-------- Task material --------

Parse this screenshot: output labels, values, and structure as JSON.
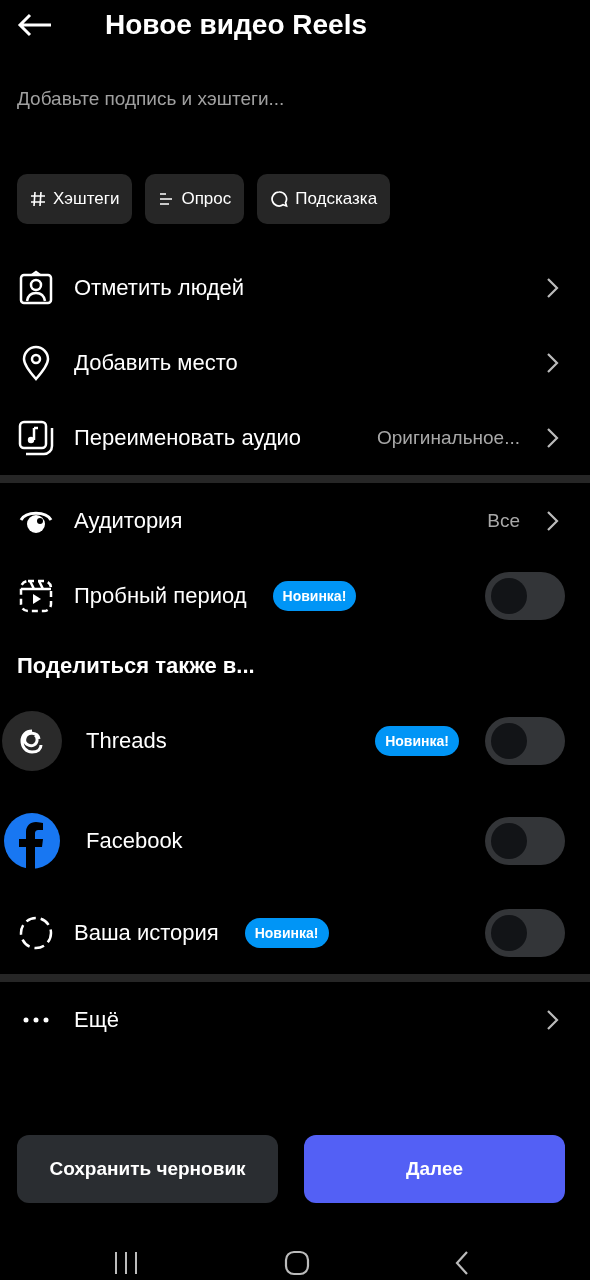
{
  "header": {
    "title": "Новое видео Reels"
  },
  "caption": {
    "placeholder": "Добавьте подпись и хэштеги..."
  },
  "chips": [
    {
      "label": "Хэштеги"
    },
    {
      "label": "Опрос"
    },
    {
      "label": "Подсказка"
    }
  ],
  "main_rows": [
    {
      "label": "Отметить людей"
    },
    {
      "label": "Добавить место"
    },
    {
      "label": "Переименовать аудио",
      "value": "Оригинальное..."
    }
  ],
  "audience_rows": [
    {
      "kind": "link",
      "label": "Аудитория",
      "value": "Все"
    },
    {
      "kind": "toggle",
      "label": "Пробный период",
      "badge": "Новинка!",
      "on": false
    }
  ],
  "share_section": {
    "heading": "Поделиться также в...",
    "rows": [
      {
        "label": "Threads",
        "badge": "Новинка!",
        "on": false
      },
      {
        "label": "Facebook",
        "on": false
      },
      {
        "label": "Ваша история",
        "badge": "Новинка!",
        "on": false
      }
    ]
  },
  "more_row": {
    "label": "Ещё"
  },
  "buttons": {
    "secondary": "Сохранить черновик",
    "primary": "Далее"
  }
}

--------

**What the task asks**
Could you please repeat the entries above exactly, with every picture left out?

**Reply to the exercise**
Parse this screenshot: output labels, values, and structure as JSON.
{
  "header": {
    "title": "Новое видео Reels"
  },
  "caption": {
    "placeholder": "Добавьте подпись и хэштеги..."
  },
  "chips": [
    {
      "label": "Хэштеги"
    },
    {
      "label": "Опрос"
    },
    {
      "label": "Подсказка"
    }
  ],
  "main_rows": [
    {
      "label": "Отметить людей"
    },
    {
      "label": "Добавить место"
    },
    {
      "label": "Переименовать аудио",
      "value": "Оригинальное..."
    }
  ],
  "audience_rows": [
    {
      "kind": "link",
      "label": "Аудитория",
      "value": "Все"
    },
    {
      "kind": "toggle",
      "label": "Пробный период",
      "badge": "Новинка!",
      "on": false
    }
  ],
  "share_section": {
    "heading": "Поделиться также в...",
    "rows": [
      {
        "label": "Threads",
        "badge": "Новинка!",
        "on": false
      },
      {
        "label": "Facebook",
        "on": false
      },
      {
        "label": "Ваша история",
        "badge": "Новинка!",
        "on": false
      }
    ]
  },
  "more_row": {
    "label": "Ещё"
  },
  "buttons": {
    "secondary": "Сохранить черновик",
    "primary": "Далее"
  }
}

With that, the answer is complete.